Pick each line containing "heading" out of the records.

** The data follows **

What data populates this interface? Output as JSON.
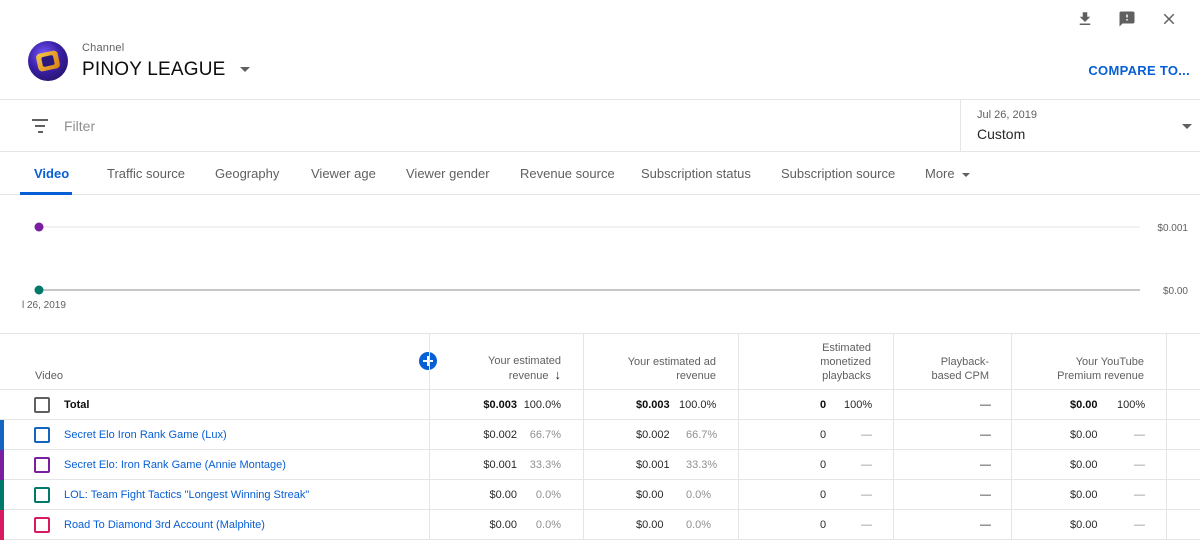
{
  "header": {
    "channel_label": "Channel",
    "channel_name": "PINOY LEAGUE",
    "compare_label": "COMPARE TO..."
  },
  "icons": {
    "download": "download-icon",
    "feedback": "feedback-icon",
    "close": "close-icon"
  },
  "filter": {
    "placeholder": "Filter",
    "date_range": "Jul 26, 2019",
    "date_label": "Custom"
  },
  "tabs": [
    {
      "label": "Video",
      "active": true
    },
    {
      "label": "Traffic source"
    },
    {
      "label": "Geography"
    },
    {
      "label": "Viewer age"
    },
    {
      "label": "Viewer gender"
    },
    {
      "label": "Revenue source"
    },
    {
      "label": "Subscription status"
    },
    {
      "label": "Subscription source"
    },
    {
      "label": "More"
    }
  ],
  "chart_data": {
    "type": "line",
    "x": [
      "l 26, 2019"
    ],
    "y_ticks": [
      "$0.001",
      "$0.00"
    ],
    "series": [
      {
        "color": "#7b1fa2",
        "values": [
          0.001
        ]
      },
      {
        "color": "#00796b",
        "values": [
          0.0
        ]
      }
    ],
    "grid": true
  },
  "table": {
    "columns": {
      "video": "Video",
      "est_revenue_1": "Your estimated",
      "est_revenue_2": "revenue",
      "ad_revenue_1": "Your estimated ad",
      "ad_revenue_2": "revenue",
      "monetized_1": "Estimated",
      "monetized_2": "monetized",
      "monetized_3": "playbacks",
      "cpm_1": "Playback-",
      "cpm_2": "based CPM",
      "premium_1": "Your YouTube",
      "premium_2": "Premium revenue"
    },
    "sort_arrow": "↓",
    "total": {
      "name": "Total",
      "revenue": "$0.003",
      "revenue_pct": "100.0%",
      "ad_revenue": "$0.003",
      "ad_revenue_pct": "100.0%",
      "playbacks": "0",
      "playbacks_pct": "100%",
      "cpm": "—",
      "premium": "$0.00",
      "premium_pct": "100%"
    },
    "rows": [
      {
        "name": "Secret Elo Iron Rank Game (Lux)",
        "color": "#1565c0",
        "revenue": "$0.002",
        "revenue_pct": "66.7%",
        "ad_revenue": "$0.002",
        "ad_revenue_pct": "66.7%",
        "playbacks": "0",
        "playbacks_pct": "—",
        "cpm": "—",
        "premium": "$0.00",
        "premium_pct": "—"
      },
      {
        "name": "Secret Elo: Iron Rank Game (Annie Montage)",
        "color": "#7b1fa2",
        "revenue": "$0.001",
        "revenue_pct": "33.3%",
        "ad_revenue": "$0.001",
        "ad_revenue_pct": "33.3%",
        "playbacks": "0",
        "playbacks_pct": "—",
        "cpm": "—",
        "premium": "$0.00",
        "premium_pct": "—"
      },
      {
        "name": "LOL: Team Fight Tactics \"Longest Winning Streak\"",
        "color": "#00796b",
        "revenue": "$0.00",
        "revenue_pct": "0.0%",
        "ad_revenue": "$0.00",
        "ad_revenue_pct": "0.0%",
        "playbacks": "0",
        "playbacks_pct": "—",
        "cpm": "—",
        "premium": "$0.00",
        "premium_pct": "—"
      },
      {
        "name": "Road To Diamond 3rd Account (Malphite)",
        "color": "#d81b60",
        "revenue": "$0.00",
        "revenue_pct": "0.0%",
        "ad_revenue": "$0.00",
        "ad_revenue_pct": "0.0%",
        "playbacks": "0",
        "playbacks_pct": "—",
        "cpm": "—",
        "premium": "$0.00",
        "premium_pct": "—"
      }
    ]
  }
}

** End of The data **
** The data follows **

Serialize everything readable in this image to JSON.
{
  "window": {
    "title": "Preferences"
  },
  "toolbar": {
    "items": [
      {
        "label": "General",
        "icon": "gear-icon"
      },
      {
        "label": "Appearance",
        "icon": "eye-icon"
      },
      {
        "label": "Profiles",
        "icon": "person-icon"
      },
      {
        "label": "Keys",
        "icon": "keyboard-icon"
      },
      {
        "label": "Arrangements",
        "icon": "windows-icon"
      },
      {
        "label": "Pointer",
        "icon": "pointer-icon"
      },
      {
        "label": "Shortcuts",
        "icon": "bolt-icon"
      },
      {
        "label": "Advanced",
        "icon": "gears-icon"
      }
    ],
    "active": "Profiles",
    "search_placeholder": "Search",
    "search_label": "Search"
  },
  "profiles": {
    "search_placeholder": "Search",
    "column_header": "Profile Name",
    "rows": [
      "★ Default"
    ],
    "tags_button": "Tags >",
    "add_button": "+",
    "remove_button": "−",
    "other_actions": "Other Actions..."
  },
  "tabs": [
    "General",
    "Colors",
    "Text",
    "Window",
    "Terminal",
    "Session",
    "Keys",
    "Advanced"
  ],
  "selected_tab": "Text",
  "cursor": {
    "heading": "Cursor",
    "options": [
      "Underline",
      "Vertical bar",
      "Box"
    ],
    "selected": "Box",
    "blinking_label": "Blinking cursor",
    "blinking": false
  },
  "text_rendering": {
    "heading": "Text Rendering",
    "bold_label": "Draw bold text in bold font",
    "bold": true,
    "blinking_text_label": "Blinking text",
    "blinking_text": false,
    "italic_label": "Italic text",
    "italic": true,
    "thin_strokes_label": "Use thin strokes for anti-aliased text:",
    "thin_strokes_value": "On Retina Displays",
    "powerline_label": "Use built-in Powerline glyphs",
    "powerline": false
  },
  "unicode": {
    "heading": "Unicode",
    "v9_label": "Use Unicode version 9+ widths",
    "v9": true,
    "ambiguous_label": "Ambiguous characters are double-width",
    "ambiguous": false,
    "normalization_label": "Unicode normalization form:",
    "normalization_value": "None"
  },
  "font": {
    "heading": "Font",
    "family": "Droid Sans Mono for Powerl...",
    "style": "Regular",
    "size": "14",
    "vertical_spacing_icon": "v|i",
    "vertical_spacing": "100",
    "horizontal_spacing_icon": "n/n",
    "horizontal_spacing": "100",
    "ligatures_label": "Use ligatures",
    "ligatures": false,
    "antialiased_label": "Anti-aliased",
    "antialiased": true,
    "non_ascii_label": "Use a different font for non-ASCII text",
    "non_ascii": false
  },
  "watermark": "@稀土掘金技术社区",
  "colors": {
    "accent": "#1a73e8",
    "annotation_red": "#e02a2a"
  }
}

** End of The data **

_Response below_
    "heading": "Cursor",
    "heading": "Text Rendering",
    "heading": "Unicode",
    "heading": "Font",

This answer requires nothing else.